The six phrases found in 1 Timothy 3:16 when applied to the Church may be briefly summarized as follows:
1. Manifested in the Flesh - God the Son manifesting Himself in and through His Body which is on the earth (Col. 1:24-27; Eph 1:22-23).
2. Justified in the Spirit - God the Holy Spirit vindicating the resurrected Christ in and through the Assembly (John 16:7-11).
3. Seen of Angels - God the Father making known His manifold wisdom and grace unto the principalities and powers by means of the Assembly (Eph. 3:10; 2:7).
4. Preached among the Nations - The Assembly making known the mystery of the gospel among all nations (Eph. 3:5-8; Rom. 16:25-26).
5. Believed on in the World - The Assembly functioning as a godly witness before the world (John 17:21; 1 Cor. 14:24-25).
6. Received up in Glory - The Assembly being received up in glory at the Rapture of the Church (Col. 3:4; 1 Cor. 15:51-52).
Thus Paul in verse 16 traces the purpose, witness, message and destiny of the Church. Understood properly, 1 Timothy 3:16 provides the most comprehensive summary of the "mystery" aspects of church truth that can be found in the New Testament. It should also be noted that this section (1 Tim. 3:14-16) is the key passage in the book of 1 Timothy and gives the very reason why the letter was written. And remember, the dominant theme of 1 Timothy is the local church—its doctrine, its worship, its organization, its officers, its discipline, its enemies and its conduct.
This interpretation solves the chronological problem. That is, why did Paul mention the "preaching" and "believing" before the Ascension of Christ? Christ was not "preached among the nations" until after the Ascension.
All six phrases in 1 Timothy 3:16 have "GOD" (or "Christ") as the subject, but the significance of these phrases has direct bearing and application to the local church! Thus, what we have is a series of six parallelisms in which the present tenure of the local church is analogous to that of our Lord Jesus in the days of His flesh! This is in complete harmony with the very clear statements of John 20:21; 17:18 and Acts 1:1-2, which indicate that our Lord’s witness and ministry on earth was to be continued by a similar ministry on the part of the Church.

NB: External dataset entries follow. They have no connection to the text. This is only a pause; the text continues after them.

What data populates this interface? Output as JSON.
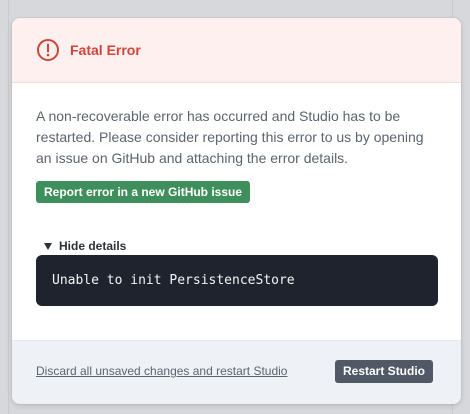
{
  "dialog": {
    "title": "Fatal Error",
    "title_icon": "error-circle-icon",
    "message": "A non-recoverable error has occurred and Studio has to be restarted. Please consider reporting this error to us by opening an issue on GitHub and attaching the error details.",
    "report_button_label": "Report error in a new GitHub issue",
    "details_toggle_label": "Hide details",
    "details_toggle_icon": "triangle-down-icon",
    "error_details": "Unable to init PersistenceStore",
    "discard_link_label": "Discard all unsaved changes and restart Studio",
    "restart_button_label": "Restart Studio"
  },
  "colors": {
    "error_red": "#d0453a",
    "header_bg": "#fdf0ee",
    "report_green": "#3f8f5c",
    "code_bg": "#1f232d",
    "footer_bg": "#eef1f6",
    "restart_button_bg": "#515866"
  }
}
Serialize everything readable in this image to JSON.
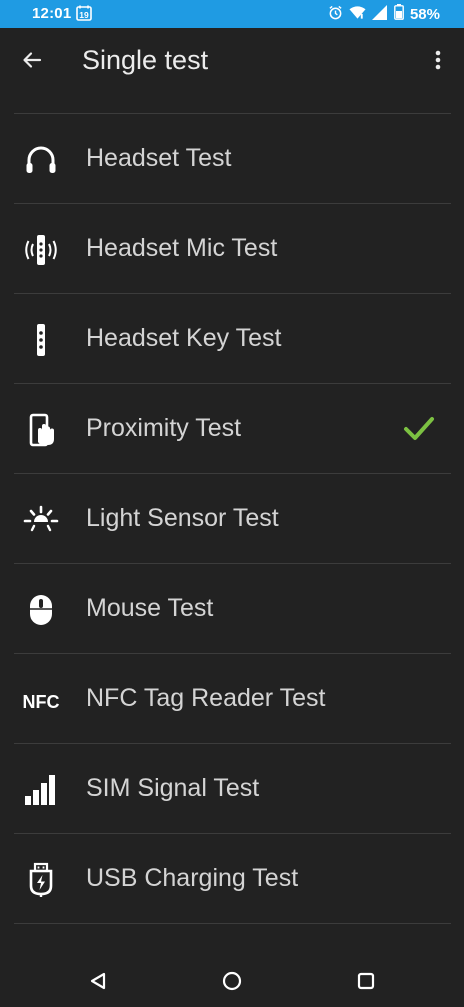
{
  "status_bar": {
    "time": "12:01",
    "calendar_day": "19",
    "battery_percent": "58%",
    "icons": [
      "alarm-icon",
      "wifi-icon",
      "signal-icon",
      "battery-icon"
    ]
  },
  "app_bar": {
    "title": "Single test",
    "back_icon": "arrow-left-icon",
    "menu_icon": "more-vert-icon"
  },
  "tests": [
    {
      "label": "Headset Test",
      "icon": "headset-icon",
      "passed": false
    },
    {
      "label": "Headset Mic Test",
      "icon": "headset-mic-icon",
      "passed": false
    },
    {
      "label": "Headset Key Test",
      "icon": "headset-key-icon",
      "passed": false
    },
    {
      "label": "Proximity Test",
      "icon": "proximity-icon",
      "passed": true
    },
    {
      "label": "Light Sensor Test",
      "icon": "light-sensor-icon",
      "passed": false
    },
    {
      "label": "Mouse Test",
      "icon": "mouse-icon",
      "passed": false
    },
    {
      "label": "NFC Tag Reader Test",
      "icon": "nfc-icon",
      "passed": false
    },
    {
      "label": "SIM Signal Test",
      "icon": "sim-signal-icon",
      "passed": false
    },
    {
      "label": "USB Charging Test",
      "icon": "usb-charging-icon",
      "passed": false
    }
  ],
  "nfc_icon_text": "NFC",
  "colors": {
    "status_bar": "#1f9be3",
    "background": "#222222",
    "divider": "#3c3c3c",
    "check": "#7cc142"
  },
  "nav_bar": {
    "icons": [
      "back-triangle-icon",
      "home-circle-icon",
      "recents-square-icon"
    ]
  }
}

The death of Christ is not mentioned in 1 Timothy 3:16. Certainly the death of Christ was of utmost significance to the Church because God purchased the Church with His own blood (Acts 20:28). But the emphasis in 1 Timothy 3:16 is upon the life and witness of the Lord Jesus, and by application, the life and witness of the Church; and thus the omission of any statement concerning the death of Christ is easily explained.
Does Church Truth Thrill Your Heart?
Do we see the Church as God sees it? Does church truth thrill your heart as it did the Apostle Paul? Do you pray fervently that the Lord might open the eyes of your understanding so that you might see how precious the Church is to Christ (Eph. 1:18)? Have you discovered what are the riches of the glory of this mystery (Col. 1:27)? Are you a healthy cell and a healthy member of a local body of believers (Eph. 4:12-16)? Is the indwelling Christ being manifested in your assembly (1 Cor. 14:25)? Oh may we see the assembly as God sees it! May we agree and confess with Paul: "GREAT IS THE MYSTERY OF GODLINESS!"
(George W. Zeller, 1975; revised 1998)